Mike Lindell, who is behind the prominent bedding brand MyPillow, has recently been conducting an extensive auction of various items from his company, and as of Sunday afternoon in Eastern time, there were still nearly 150 items that were listed with only $5 bids.

At that juncture, the auction remained set to run for at least a couple more days. The actual items that Lindell and MyPillow are selling are extremely wide-ranging, from art pieces to collections of office contents and industrial equipment. Several trucks and vans were also listed. The items lingering with $5 bids as of Tuesday afternoon included conveyor belts and pillow rollers, the latter of which are a line of industrial gear. Chairs and conference/office tables were also among the auction offerings that had yet to attract offers beyond a mere $5 a lot. There were also multiple listings offering lots identified as “contents of office” that, per images, included chairs and tables.

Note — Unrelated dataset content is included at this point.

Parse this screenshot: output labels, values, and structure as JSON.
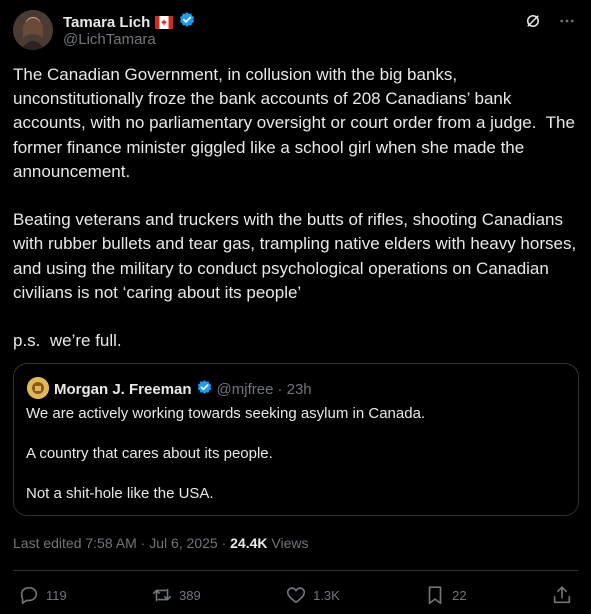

Multiple such listings remained in the $5 category on Sunday. Previously, a local news outlet in the Minneapolis area called WCCO helped circulate an explanation from Lindell crediting some of the sales to an ongoing transition into increased selling directly to consumers.

Still, many observers have used the opportunity of this clearly wide-reaching auction to question the long-term business viability of MyPillow, which has suffered from negative public image impacts amid Lindell’s prominent and public commitment to conspiracy theories about the last presidential election. And the hits don’t even end there, considering a Lindell business entity was directed amid arbitration to produce $5 million for a third-party expert who responded to a challenge to prove the falsity of certain fraud-related claims in exchange for cash.

Lindell and his main company have been named in defamation challenges brought in court by the election technology firms Smartmatic and Dominion Voting Systems, both of which somehow became prominent fixtures in pro-Trump conspiracy theories about the 2020 race. Though Dominion settled with Fox News, which was another target, their case against Lindell remained active.